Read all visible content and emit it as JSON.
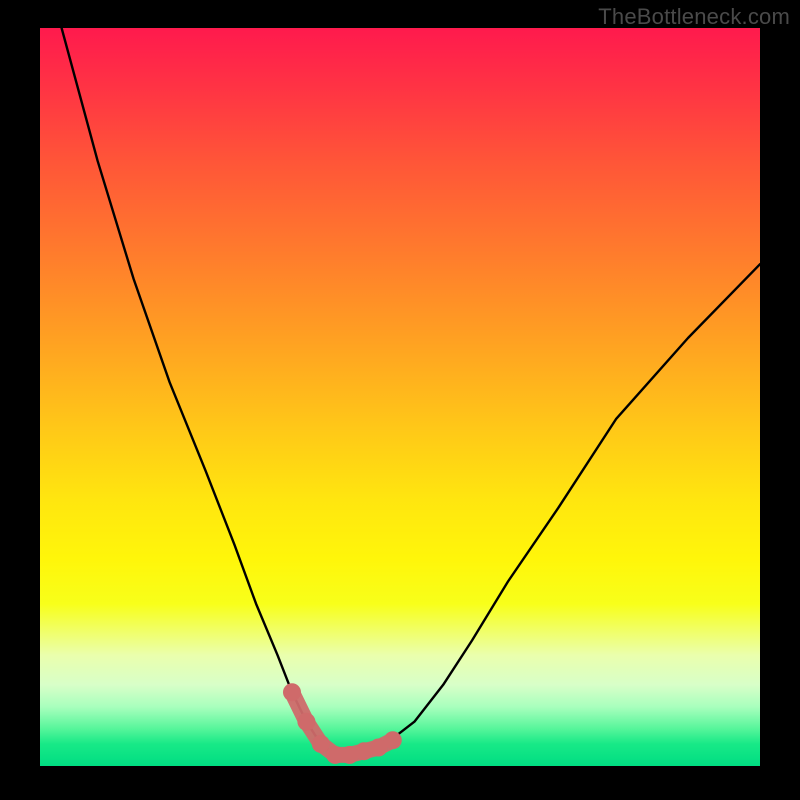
{
  "attribution": "TheBottleneck.com",
  "colors": {
    "frame_background": "#000000",
    "gradient_top": "#ff1a4d",
    "gradient_bottom": "#00dd82",
    "curve": "#000000",
    "marker": "#cf6a6a"
  },
  "chart_data": {
    "type": "line",
    "title": "",
    "xlabel": "",
    "ylabel": "",
    "xlim": [
      0,
      100
    ],
    "ylim": [
      0,
      100
    ],
    "series": [
      {
        "name": "bottleneck-curve",
        "x": [
          3,
          8,
          13,
          18,
          23,
          27,
          30,
          33,
          35,
          37,
          39,
          41,
          43,
          45,
          48,
          52,
          56,
          60,
          65,
          72,
          80,
          90,
          100
        ],
        "values": [
          100,
          82,
          66,
          52,
          40,
          30,
          22,
          15,
          10,
          6,
          3,
          1.5,
          1.5,
          2,
          3,
          6,
          11,
          17,
          25,
          35,
          47,
          58,
          68
        ]
      }
    ],
    "markers": {
      "name": "highlighted-points",
      "x": [
        35,
        37,
        39,
        41,
        43,
        45,
        47,
        49
      ],
      "values": [
        10,
        6,
        3,
        1.5,
        1.5,
        2,
        2.5,
        3.5
      ]
    }
  }
}
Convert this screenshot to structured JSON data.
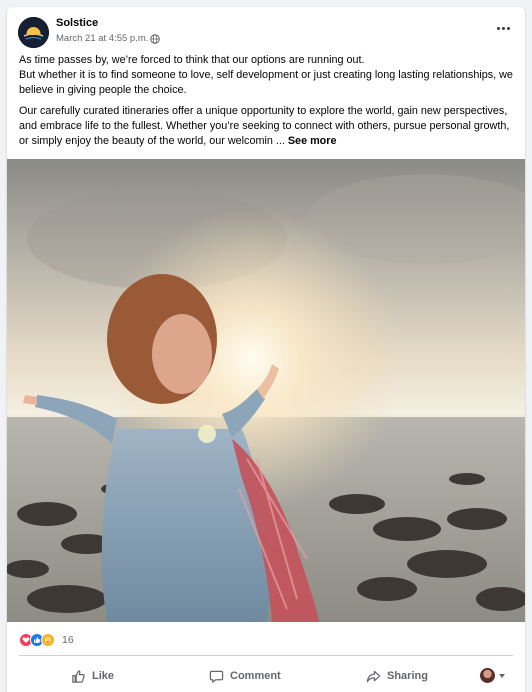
{
  "post": {
    "page_name": "Solstice",
    "timestamp": "March 21 at 4:55 p.m.",
    "privacy_icon": "globe-icon",
    "paragraph1_line1": "As time passes by, we’re forced to think that our options are running out.",
    "paragraph1_line2": "But whether it is to find someone to love, self development or just creating long lasting relationships, we believe in giving people the choice.",
    "paragraph2": "Our carefully curated itineraries offer a unique opportunity to explore the world, gain new perspectives, and embrace life to the fullest. Whether you’re seeking to connect with others, pursue personal growth, or simply enjoy the beauty of the world, our welcomin ...",
    "see_more": "See more"
  },
  "reactions": {
    "icons": [
      "love-icon",
      "like-icon",
      "care-icon"
    ],
    "count": "16"
  },
  "actions": {
    "like": "Like",
    "comment": "Comment",
    "share": "Sharing"
  },
  "colors": {
    "accent": "#1877f2",
    "love": "#f33e58",
    "care": "#f7b125",
    "muted_text": "#65676b"
  }
}
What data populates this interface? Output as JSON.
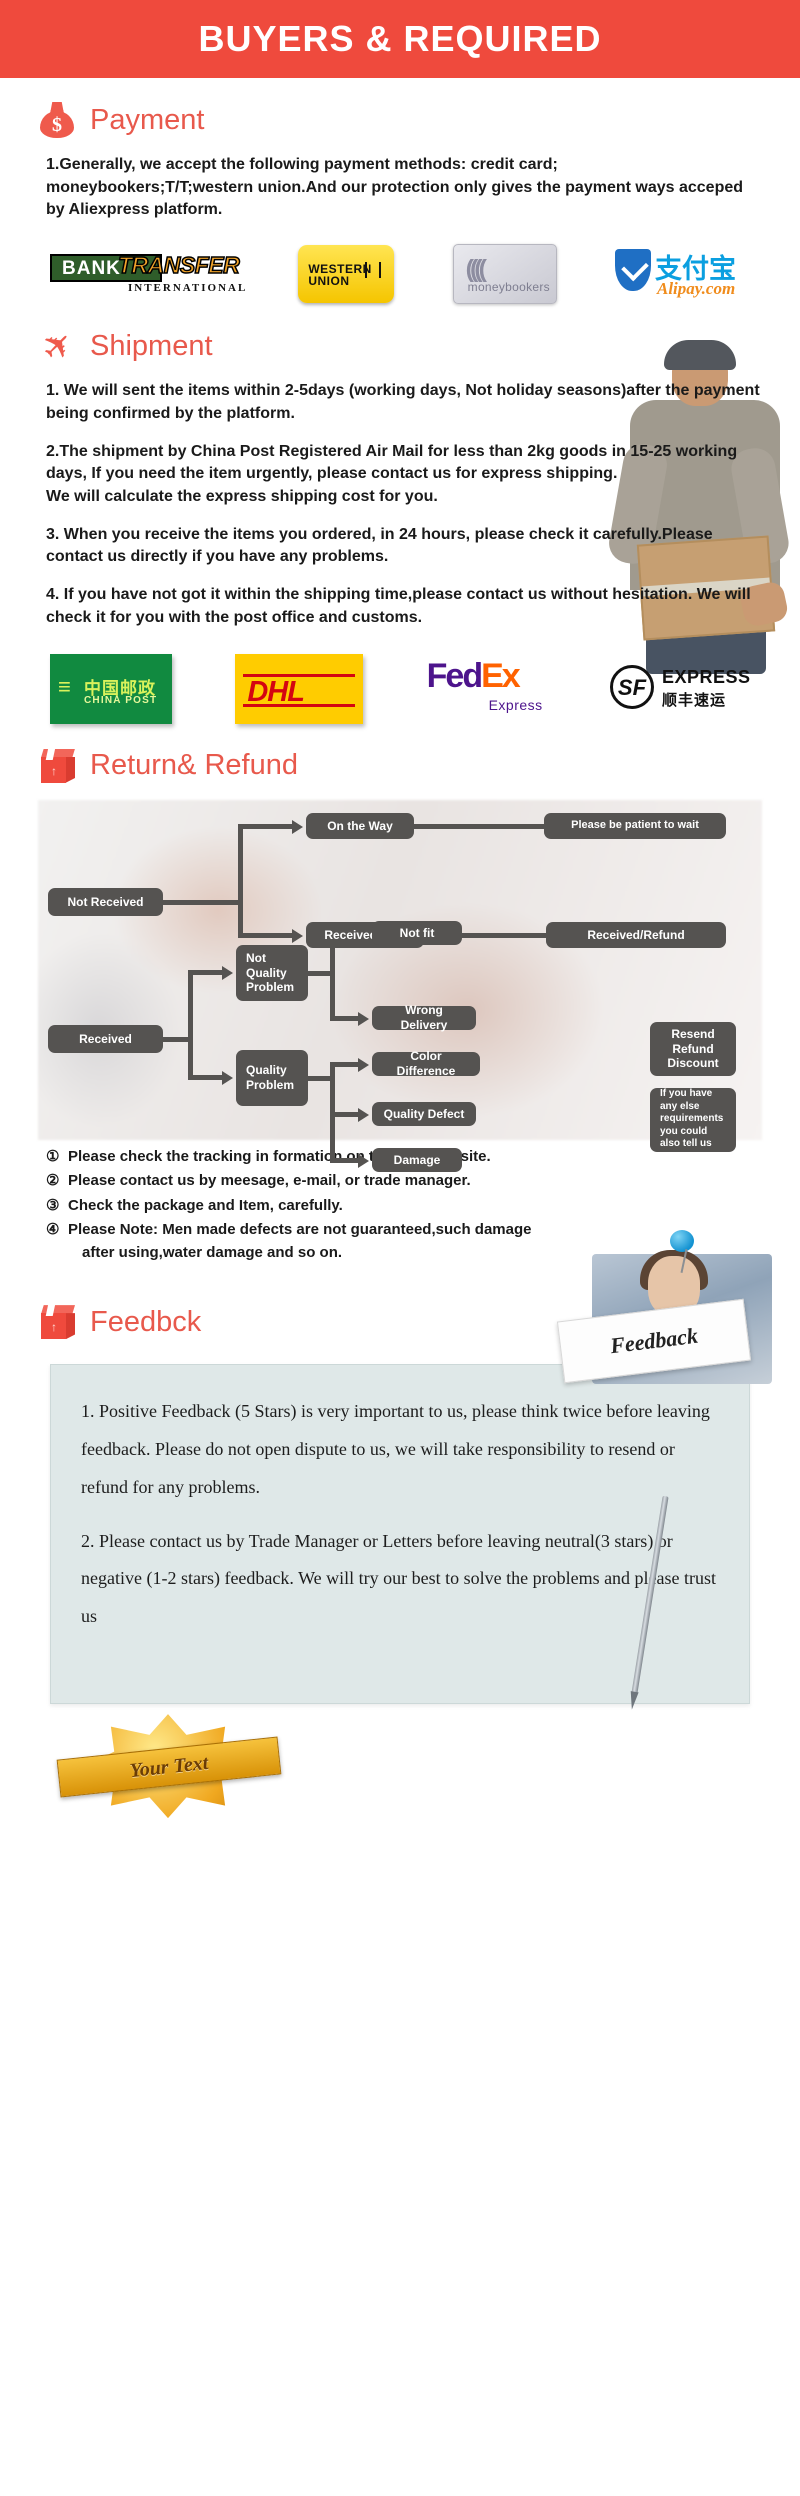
{
  "header": {
    "title": "BUYERS & REQUIRED"
  },
  "payment": {
    "icon": "money-bag-icon",
    "title": "Payment",
    "paragraphs": [
      "1.Generally, we accept the following payment methods: credit card; moneybookers;T/T;western union.And our protection only gives the payment ways acceped by Aliexpress platform."
    ],
    "logos": [
      {
        "name": "bank-transfer-logo",
        "line1": "BANK",
        "line2": "TRANSFER",
        "line3": "INTERNATIONAL"
      },
      {
        "name": "western-union-logo",
        "line1": "WESTERN",
        "line2": "UNION"
      },
      {
        "name": "moneybookers-logo",
        "line1": "moneybookers"
      },
      {
        "name": "alipay-logo",
        "line1": "支付宝",
        "line2": "Alipay.com"
      }
    ]
  },
  "shipment": {
    "icon": "airplane-icon",
    "title": "Shipment",
    "paragraphs": [
      "1. We will sent the items within 2-5days (working days, Not holiday seasons)after the payment being confirmed by the platform.",
      "2.The shipment by China Post Registered Air Mail for less than  2kg goods in 15-25 working days, If  you need the item urgently, please contact us for express shipping.\nWe will calculate the express shipping cost for you.",
      "3. When you receive the items you ordered, in 24 hours, please check it carefully.Please contact us directly if you have any problems.",
      "4. If you have not got it within the shipping time,please contact us without hesitation. We will check it for you with the post office and customs."
    ],
    "carriers": [
      {
        "name": "china-post-logo",
        "cn": "中国邮政",
        "en": "CHINA POST"
      },
      {
        "name": "dhl-logo",
        "text": "DHL"
      },
      {
        "name": "fedex-logo",
        "text1": "Fed",
        "text2": "Ex",
        "sub": "Express"
      },
      {
        "name": "sf-express-logo",
        "circle": "SF",
        "en": "EXPRESS",
        "cn": "顺丰速运"
      }
    ]
  },
  "return": {
    "icon": "return-box-icon",
    "title": "Return& Refund",
    "flow": {
      "not_received": "Not Received",
      "on_the_way": "On the Way",
      "be_patient": "Please be patient to wait",
      "received_lost": "Received/Lost",
      "received_refund": "Received/Refund",
      "received": "Received",
      "not_quality_problem": "Not\nQuality\nProblem",
      "quality_problem": "Quality\nProblem",
      "not_fit": "Not fit",
      "wrong_delivery": "Wrong Delivery",
      "color_difference": "Color Difference",
      "quality_defect": "Quality Defect",
      "damage": "Damage",
      "resend_refund_discount": "Resend\nRefund\nDiscount",
      "else_requirements": "If you have any else requirements you could also tell us"
    },
    "notes": [
      {
        "num": "①",
        "text": "Please check the tracking in formation on tracking website."
      },
      {
        "num": "②",
        "text": "Please contact us by meesage, e-mail, or trade manager."
      },
      {
        "num": "③",
        "text": "Check the package and Item, carefully."
      },
      {
        "num": "④",
        "text": "Please Note: Men made defects  are not guaranteed,such damage",
        "cont": "after using,water damage and so on."
      }
    ]
  },
  "feedback": {
    "icon": "feedback-box-icon",
    "title": "Feedbck",
    "photo_card_text": "Feedback",
    "paragraphs": [
      "1. Positive Feedback (5 Stars) is very important to us, please think twice before leaving feedback. Please do not open dispute to us,   we will take responsibility to resend or refund for any problems.",
      "2. Please contact us by Trade Manager or Letters before leaving neutral(3 stars) or negative (1-2 stars) feedback. We will try our best to solve the problems and please trust us"
    ]
  },
  "badge": {
    "text": "Your Text"
  },
  "colors": {
    "accent": "#ef4a3d",
    "title": "#e8594c",
    "node": "#555351",
    "feedback_bg": "#dfe8e8"
  }
}
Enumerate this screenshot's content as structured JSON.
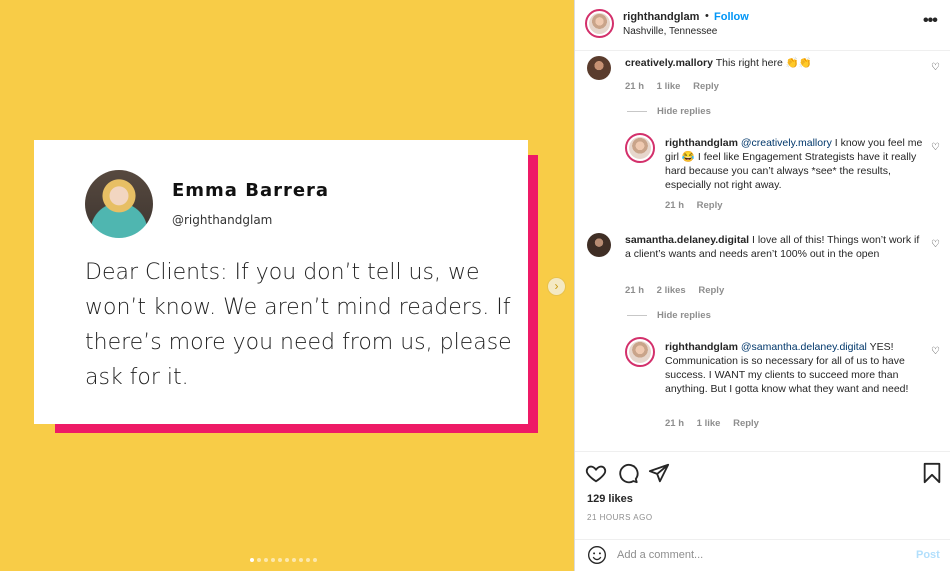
{
  "media": {
    "card": {
      "name": "Emma Barrera",
      "handle": "@righthandglam",
      "quote": "Dear Clients: If you don’t tell us, we won’t know. We aren’t mind readers. If there’s more you need from us, please ask for it."
    },
    "colors": {
      "background": "#f8cc47",
      "accent_shadow": "#ee1a66"
    },
    "carousel": {
      "dots": 10,
      "active_index": 0,
      "next_icon": "chevron-right-icon"
    }
  },
  "post_header": {
    "username": "righthandglam",
    "separator": "•",
    "follow_label": "Follow",
    "location": "Nashville, Tennessee",
    "more_icon": "more-horizontal-icon"
  },
  "comments": [
    {
      "username": "creatively.mallory",
      "text": "This right here 👏👏",
      "time": "21 h",
      "likes": "1 like",
      "reply_label": "Reply",
      "hide_replies": "Hide replies",
      "replies": [
        {
          "username": "righthandglam",
          "mention": "@creatively.mallory",
          "text": " I know you feel me girl 😂 I feel like Engagement Strategists have it really hard because you can’t always *see* the results, especially not right away.",
          "time": "21 h",
          "reply_label": "Reply"
        }
      ]
    },
    {
      "username": "samantha.delaney.digital",
      "text": "I love all of this! Things won’t work if a client’s wants and needs aren’t 100% out in the open",
      "time": "21 h",
      "likes": "2 likes",
      "reply_label": "Reply",
      "hide_replies": "Hide replies",
      "replies": [
        {
          "username": "righthandglam",
          "mention": "@samantha.delaney.digital",
          "text": " YES! Communication is so necessary for all of us to have success. I WANT my clients to succeed more than anything. But I gotta know what they want and need!",
          "time": "21 h",
          "likes": "1 like",
          "reply_label": "Reply"
        }
      ]
    }
  ],
  "actions": {
    "like_icon": "heart-icon",
    "comment_icon": "comment-icon",
    "share_icon": "paper-plane-icon",
    "save_icon": "bookmark-icon",
    "likes": "129 likes",
    "time_ago": "21 HOURS AGO"
  },
  "add_comment": {
    "placeholder": "Add a comment...",
    "post_label": "Post",
    "emoji_icon": "smiley-icon"
  }
}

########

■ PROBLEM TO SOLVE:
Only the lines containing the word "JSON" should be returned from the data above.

■ THE ANSWER:
Read all visible content and emit it as JSON.
Convert this screenshot to structured JSON data.
What data populates this interface? Output as JSON.
Enumerate this screenshot's content as structured JSON.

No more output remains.